uploads/2017/09/4-51.jpg

Nike’s Earnings Fell 22% in 1Q18: Here’s Why

By

Updated

Nike beats on 1Q18 earnings

Nike reported a 21.9% YoY (year-over-year) fall in earnings to 57 cents per share when it reported first-quarter results on September 26. The company, however, outdid Wall Street expectations by 9 cents.

This was Nike’s 21st consecutive earnings beat and the first time in the last 20 quarters that the company’s earnings reported a year-over-year decline.

The fall in earnings was driven by “planned gross margin contraction and a higher effective tax rate, which were partially offset by a slight SG&A leverage and a lower average share count,” said Andy Campion, Nike’s executive vice president and chief financial officer, during the earnings call.

Article continues below advertisement

Gross margin deteriorated for the sixth quarter

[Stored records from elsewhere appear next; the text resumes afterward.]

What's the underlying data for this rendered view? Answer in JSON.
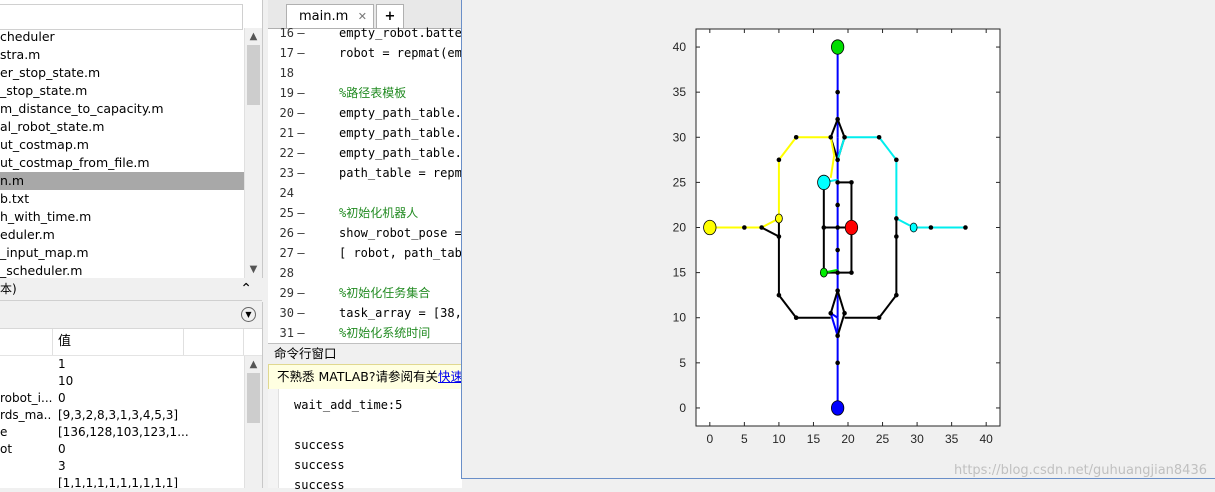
{
  "file_browser": {
    "files": [
      "cheduler",
      "stra.m",
      "er_stop_state.m",
      "_stop_state.m",
      "m_distance_to_capacity.m",
      "al_robot_state.m",
      "ut_costmap.m",
      "ut_costmap_from_file.m",
      "n.m",
      "b.txt",
      "h_with_time.m",
      "eduler.m",
      "_input_map.m",
      "_scheduler.m"
    ],
    "selected_index": 8
  },
  "details_panel": {
    "label": "本)"
  },
  "workspace": {
    "value_header": "值",
    "rows": [
      {
        "name": "",
        "value": "1"
      },
      {
        "name": "",
        "value": "10"
      },
      {
        "name": "robot_i...",
        "value": "0"
      },
      {
        "name": "rds_ma...",
        "value": "[9,3,2,8,3,1,3,4,5,3]"
      },
      {
        "name": "e",
        "value": "[136,128,103,123,1..."
      },
      {
        "name": "ot",
        "value": "0"
      },
      {
        "name": "",
        "value": "3"
      },
      {
        "name": "",
        "value": "[1,1,1,1,1,1,1,1,1,1]"
      }
    ]
  },
  "editor": {
    "tab_label": "main.m",
    "add_tab_label": "+",
    "lines": [
      {
        "num": "16",
        "text": "empty_robot.batter",
        "comment": false
      },
      {
        "num": "17",
        "text": "robot = repmat(emp",
        "comment": false
      },
      {
        "num": "18",
        "text": "",
        "comment": false
      },
      {
        "num": "19",
        "text": "%路径表模板",
        "comment": true
      },
      {
        "num": "20",
        "text": "empty_path_table.s",
        "comment": false
      },
      {
        "num": "21",
        "text": "empty_path_table.g",
        "comment": false
      },
      {
        "num": "22",
        "text": "empty_path_table.r",
        "comment": false
      },
      {
        "num": "23",
        "text": "path_table = repma",
        "comment": false
      },
      {
        "num": "24",
        "text": "",
        "comment": false
      },
      {
        "num": "25",
        "text": "%初始化机器人",
        "comment": true
      },
      {
        "num": "26",
        "text": "show_robot_pose =",
        "comment": false
      },
      {
        "num": "27",
        "text": "[ robot, path_tabl",
        "comment": false
      },
      {
        "num": "28",
        "text": "",
        "comment": false
      },
      {
        "num": "29",
        "text": "%初始化任务集合",
        "comment": true
      },
      {
        "num": "30",
        "text": "task_array = [38,",
        "comment": false
      },
      {
        "num": "31",
        "text": "%初始化系统时间",
        "comment": true
      }
    ]
  },
  "command_window": {
    "title": "命令行窗口",
    "note_prefix": "不熟悉 MATLAB?请参阅有关",
    "note_link": "快速入",
    "output": [
      "wait_add_time:5",
      "",
      "success",
      "success",
      "success"
    ]
  },
  "watermark": "https://blog.csdn.net/guhuangjian8436",
  "chart_data": {
    "type": "scatter",
    "title": "",
    "xlabel": "",
    "ylabel": "",
    "xlim": [
      -2,
      42
    ],
    "ylim": [
      -2,
      42
    ],
    "xticks": [
      0,
      5,
      10,
      15,
      20,
      25,
      30,
      35,
      40
    ],
    "yticks": [
      0,
      5,
      10,
      15,
      20,
      25,
      30,
      35,
      40
    ],
    "grid": false,
    "segments": [
      {
        "color": "#0000ff",
        "from": [
          18.5,
          0
        ],
        "to": [
          18.5,
          10
        ]
      },
      {
        "color": "#0000ff",
        "from": [
          18.5,
          10
        ],
        "to": [
          18.5,
          30
        ]
      },
      {
        "color": "#0000ff",
        "from": [
          18.5,
          30
        ],
        "to": [
          18.5,
          40
        ]
      },
      {
        "color": "#0000ff",
        "from": [
          18.5,
          10
        ],
        "to": [
          17.5,
          10.5
        ]
      },
      {
        "color": "#0000ff",
        "from": [
          17.5,
          10.5
        ],
        "to": [
          18.5,
          8
        ]
      },
      {
        "color": "#000000",
        "from": [
          17.5,
          10.5
        ],
        "to": [
          18.5,
          13
        ]
      },
      {
        "color": "#000000",
        "from": [
          19.5,
          10.5
        ],
        "to": [
          18.5,
          8
        ]
      },
      {
        "color": "#000000",
        "from": [
          19.5,
          10.5
        ],
        "to": [
          18.5,
          13
        ]
      },
      {
        "color": "#000000",
        "from": [
          17.5,
          30
        ],
        "to": [
          18.5,
          32
        ]
      },
      {
        "color": "#000000",
        "from": [
          19.5,
          30
        ],
        "to": [
          18.5,
          32
        ]
      },
      {
        "color": "#000000",
        "from": [
          17.5,
          30
        ],
        "to": [
          18.5,
          27.5
        ]
      },
      {
        "color": "#000000",
        "from": [
          19.5,
          30
        ],
        "to": [
          18.5,
          27.5
        ]
      },
      {
        "color": "#000000",
        "from": [
          10,
          19
        ],
        "to": [
          10,
          12.5
        ]
      },
      {
        "color": "#000000",
        "from": [
          10,
          12.5
        ],
        "to": [
          12.5,
          10
        ]
      },
      {
        "color": "#000000",
        "from": [
          12.5,
          10
        ],
        "to": [
          17.5,
          10
        ]
      },
      {
        "color": "#000000",
        "from": [
          19.5,
          10
        ],
        "to": [
          24.5,
          10
        ]
      },
      {
        "color": "#000000",
        "from": [
          24.5,
          10
        ],
        "to": [
          27,
          12.5
        ]
      },
      {
        "color": "#000000",
        "from": [
          27,
          12.5
        ],
        "to": [
          27,
          19
        ]
      },
      {
        "color": "#000000",
        "from": [
          27,
          19
        ],
        "to": [
          27,
          21
        ]
      },
      {
        "color": "#000000",
        "from": [
          10,
          19
        ],
        "to": [
          7.5,
          20
        ]
      },
      {
        "color": "#000000",
        "from": [
          10,
          19
        ],
        "to": [
          10,
          21
        ]
      },
      {
        "color": "#000000",
        "from": [
          16.5,
          15
        ],
        "to": [
          16.5,
          25
        ]
      },
      {
        "color": "#000000",
        "from": [
          16.5,
          15
        ],
        "to": [
          20.5,
          15
        ]
      },
      {
        "color": "#000000",
        "from": [
          20.5,
          15
        ],
        "to": [
          20.5,
          25
        ]
      },
      {
        "color": "#000000",
        "from": [
          18.5,
          25
        ],
        "to": [
          20.5,
          25
        ]
      },
      {
        "color": "#000000",
        "from": [
          16.5,
          20
        ],
        "to": [
          20.5,
          20
        ]
      },
      {
        "color": "#00dd00",
        "from": [
          16.5,
          15
        ],
        "to": [
          18.5,
          15.3
        ]
      },
      {
        "color": "#ffff00",
        "from": [
          0,
          20
        ],
        "to": [
          7.5,
          20
        ]
      },
      {
        "color": "#ffff00",
        "from": [
          7.5,
          20
        ],
        "to": [
          10,
          21
        ]
      },
      {
        "color": "#ffff00",
        "from": [
          10,
          21
        ],
        "to": [
          10,
          27.5
        ]
      },
      {
        "color": "#ffff00",
        "from": [
          10,
          27.5
        ],
        "to": [
          12.5,
          30
        ]
      },
      {
        "color": "#ffff00",
        "from": [
          12.5,
          30
        ],
        "to": [
          17.5,
          30
        ]
      },
      {
        "color": "#ffff00",
        "from": [
          17.5,
          30
        ],
        "to": [
          18,
          28
        ]
      },
      {
        "color": "#ffff00",
        "from": [
          18,
          28
        ],
        "to": [
          17.5,
          25.5
        ]
      },
      {
        "color": "#00eeee",
        "from": [
          16.5,
          25
        ],
        "to": [
          18.5,
          25.3
        ]
      },
      {
        "color": "#00eeee",
        "from": [
          18.5,
          27.5
        ],
        "to": [
          19.5,
          30
        ]
      },
      {
        "color": "#00eeee",
        "from": [
          19.5,
          30
        ],
        "to": [
          24.5,
          30
        ]
      },
      {
        "color": "#00eeee",
        "from": [
          24.5,
          30
        ],
        "to": [
          27,
          27.5
        ]
      },
      {
        "color": "#00eeee",
        "from": [
          27,
          27.5
        ],
        "to": [
          27,
          21
        ]
      },
      {
        "color": "#00eeee",
        "from": [
          27,
          21
        ],
        "to": [
          29.5,
          20
        ]
      },
      {
        "color": "#00eeee",
        "from": [
          29.5,
          20
        ],
        "to": [
          37,
          20
        ]
      }
    ],
    "nodes": [
      [
        18.5,
        5
      ],
      [
        18.5,
        8
      ],
      [
        18.5,
        13
      ],
      [
        18.5,
        15
      ],
      [
        18.5,
        17.5
      ],
      [
        18.5,
        20
      ],
      [
        18.5,
        22.5
      ],
      [
        18.5,
        25
      ],
      [
        18.5,
        27.5
      ],
      [
        18.5,
        32
      ],
      [
        18.5,
        35
      ],
      [
        17.5,
        10.5
      ],
      [
        19.5,
        10.5
      ],
      [
        17.5,
        30
      ],
      [
        19.5,
        30
      ],
      [
        10,
        12.5
      ],
      [
        12.5,
        10
      ],
      [
        24.5,
        10
      ],
      [
        27,
        12.5
      ],
      [
        27,
        19
      ],
      [
        27,
        21
      ],
      [
        27,
        27.5
      ],
      [
        24.5,
        30
      ],
      [
        12.5,
        30
      ],
      [
        10,
        27.5
      ],
      [
        10,
        19
      ],
      [
        7.5,
        20
      ],
      [
        5,
        20
      ],
      [
        32,
        20
      ],
      [
        37,
        20
      ],
      [
        16.5,
        15
      ],
      [
        20.5,
        15
      ],
      [
        20.5,
        25
      ],
      [
        16.5,
        20
      ]
    ],
    "robots": [
      {
        "x": 18.5,
        "y": 40,
        "color": "#00dd00",
        "rx": 0.9,
        "ry": 0.8
      },
      {
        "x": 18.5,
        "y": 0,
        "color": "#0000ff",
        "rx": 0.9,
        "ry": 0.8
      },
      {
        "x": 0,
        "y": 20,
        "color": "#ffff00",
        "rx": 0.9,
        "ry": 0.8
      },
      {
        "x": 16.5,
        "y": 25,
        "color": "#00ffff",
        "rx": 0.9,
        "ry": 0.8
      },
      {
        "x": 20.5,
        "y": 20,
        "color": "#ff0000",
        "rx": 0.9,
        "ry": 0.8
      },
      {
        "x": 10,
        "y": 21,
        "color": "#ffff00",
        "rx": 0.5,
        "ry": 0.5
      },
      {
        "x": 29.5,
        "y": 20,
        "color": "#00ffff",
        "rx": 0.5,
        "ry": 0.5
      },
      {
        "x": 16.5,
        "y": 15,
        "color": "#00ee00",
        "rx": 0.5,
        "ry": 0.5
      }
    ]
  }
}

The current quarter marked the sixth consecutive quarter of gross margin declines for Nike. 1Q18 gross margin contracted 180 basis points to 43.7% of sales. While 130 basis points of this decline were due to FX headwinds, the remainder was a result of a higher mix of off-price sales.

SG&A expenses were, however, down 1%, driven by an 18% fall in demand creation expenses.

Comparing Nike’s margins to peers

Nike’s trailing-12-month (or TTM) gross margin of 44.6% is lower than most of its sportswear competitors. In comparison, Adidas (ADDYY), Under Armour (UAA), and Lululemon Athletica (LULU) posted TTM margins of 48.9%, 45.8%, and 51.5%, respectively.

Looking forward

Nike’s management expects a 50 to 100 basis point fall in reported gross margin in fiscal 2018, driven mainly by the challenging US retail environment.

For the second quarter of 2018, gross margin is expected to contract at the same rate as it did in the first quarter. The decline is likely to be mostly anchored by FX headwinds.

ETF investors seeking to add exposure to NKE can consider the ProShares Ultra Consumer Goods ETF (UGE), which invests 2.2% of its portfolio in NKE.

Read about the company’s stock market performance and analyst recommendations in the next part of this series.

Advertisement

More From Market Realist